Image caption,
The Commission wants watches retrieved from owners

The European Commission has ordered the recall of a children's smartwatch because it leaves them open to being contacted and located by attackers.

In its recall alert, the Commission said the Enox Safe-Kid-One device posed a "serious" risk.

Data sent to and from the watch was unencrypted allowing data to be easily taken and changed, it said.

Enox said the decision was "excessive" and added that it had appealed against the ruling.

The recall is believed to be the first issued because a product does not protect user data.

Strong protest
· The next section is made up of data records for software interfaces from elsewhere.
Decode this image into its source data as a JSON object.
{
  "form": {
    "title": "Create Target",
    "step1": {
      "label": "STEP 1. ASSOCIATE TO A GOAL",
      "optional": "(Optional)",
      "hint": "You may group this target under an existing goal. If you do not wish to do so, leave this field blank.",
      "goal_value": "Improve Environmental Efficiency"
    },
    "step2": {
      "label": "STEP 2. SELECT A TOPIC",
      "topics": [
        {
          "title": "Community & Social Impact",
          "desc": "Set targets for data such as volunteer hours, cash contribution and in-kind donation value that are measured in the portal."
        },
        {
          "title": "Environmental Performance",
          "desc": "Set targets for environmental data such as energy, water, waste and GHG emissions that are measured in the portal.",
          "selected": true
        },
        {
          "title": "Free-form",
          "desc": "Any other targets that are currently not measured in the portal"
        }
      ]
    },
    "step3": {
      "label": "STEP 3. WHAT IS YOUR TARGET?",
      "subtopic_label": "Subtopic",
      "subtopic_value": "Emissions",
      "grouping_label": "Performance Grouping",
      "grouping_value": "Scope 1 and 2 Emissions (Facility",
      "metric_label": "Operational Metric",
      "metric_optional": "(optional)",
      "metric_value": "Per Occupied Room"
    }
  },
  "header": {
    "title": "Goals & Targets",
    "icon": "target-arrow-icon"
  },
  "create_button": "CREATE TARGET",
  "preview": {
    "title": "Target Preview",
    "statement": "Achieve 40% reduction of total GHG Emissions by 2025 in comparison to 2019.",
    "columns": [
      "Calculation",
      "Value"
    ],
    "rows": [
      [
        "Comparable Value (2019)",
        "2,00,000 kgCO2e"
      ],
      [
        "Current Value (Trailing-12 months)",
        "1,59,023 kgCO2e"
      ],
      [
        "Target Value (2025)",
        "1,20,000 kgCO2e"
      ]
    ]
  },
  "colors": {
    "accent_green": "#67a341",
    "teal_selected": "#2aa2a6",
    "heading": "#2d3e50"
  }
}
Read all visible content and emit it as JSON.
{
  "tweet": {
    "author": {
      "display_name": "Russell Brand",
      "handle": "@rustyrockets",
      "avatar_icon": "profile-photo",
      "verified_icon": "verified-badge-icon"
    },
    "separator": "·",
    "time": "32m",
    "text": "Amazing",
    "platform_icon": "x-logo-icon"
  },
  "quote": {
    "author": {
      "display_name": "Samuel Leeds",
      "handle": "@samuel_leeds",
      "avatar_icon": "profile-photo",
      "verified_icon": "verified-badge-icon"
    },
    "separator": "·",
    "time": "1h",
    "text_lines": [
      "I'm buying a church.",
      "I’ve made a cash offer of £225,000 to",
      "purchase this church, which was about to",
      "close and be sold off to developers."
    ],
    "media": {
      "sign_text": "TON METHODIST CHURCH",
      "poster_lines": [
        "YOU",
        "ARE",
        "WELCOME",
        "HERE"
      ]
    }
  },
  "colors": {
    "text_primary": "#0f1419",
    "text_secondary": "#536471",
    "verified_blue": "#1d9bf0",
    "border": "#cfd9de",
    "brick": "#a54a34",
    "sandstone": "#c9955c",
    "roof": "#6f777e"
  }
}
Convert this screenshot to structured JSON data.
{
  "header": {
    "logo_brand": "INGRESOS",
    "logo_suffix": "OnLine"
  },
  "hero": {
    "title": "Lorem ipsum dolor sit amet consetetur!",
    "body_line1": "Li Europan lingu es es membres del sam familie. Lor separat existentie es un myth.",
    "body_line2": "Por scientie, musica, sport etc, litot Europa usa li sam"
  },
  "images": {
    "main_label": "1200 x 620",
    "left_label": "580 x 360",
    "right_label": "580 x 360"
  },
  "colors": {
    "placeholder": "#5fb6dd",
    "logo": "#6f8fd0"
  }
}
"A malicious user can send commands to any watch making it call another number of his choosing, can communicate with the child wearing the device or locate the child through GPS," wrote the Commission in its alert notice.

It has directed public authorities across Europe to recall the product from end users.

Enox founder Ole Anton Bieltvedt told the BBC that the watch had passed tests carried out by German regulators last year allowing it to be sold.

The version the Commission tested was no longer on sale, he added.

Enox planned to lodge an appeal with Iceland's consumer protection regulator which had complained about the watch to the Commission.

Mr Bieltvedt said Enox's distributor in Iceland had made a "strong protest" and "they have appealed to the authorities in charge with the demand that this test conclusion would be reversed".

The Enox device comes fitted with GPS, a microphone and speaker and has a companion app that lets parents oversee the location of the wearer and contact them.

Tests by security researchers on popular smartwatches aimed at children last year revealed some of their shortcomings.

The security experts found it was easy to track children as the watches did a poor job of encrypting data or checking who was logging information.

In November 2017, Germany banned smartwatches for children saying they were "spying devices".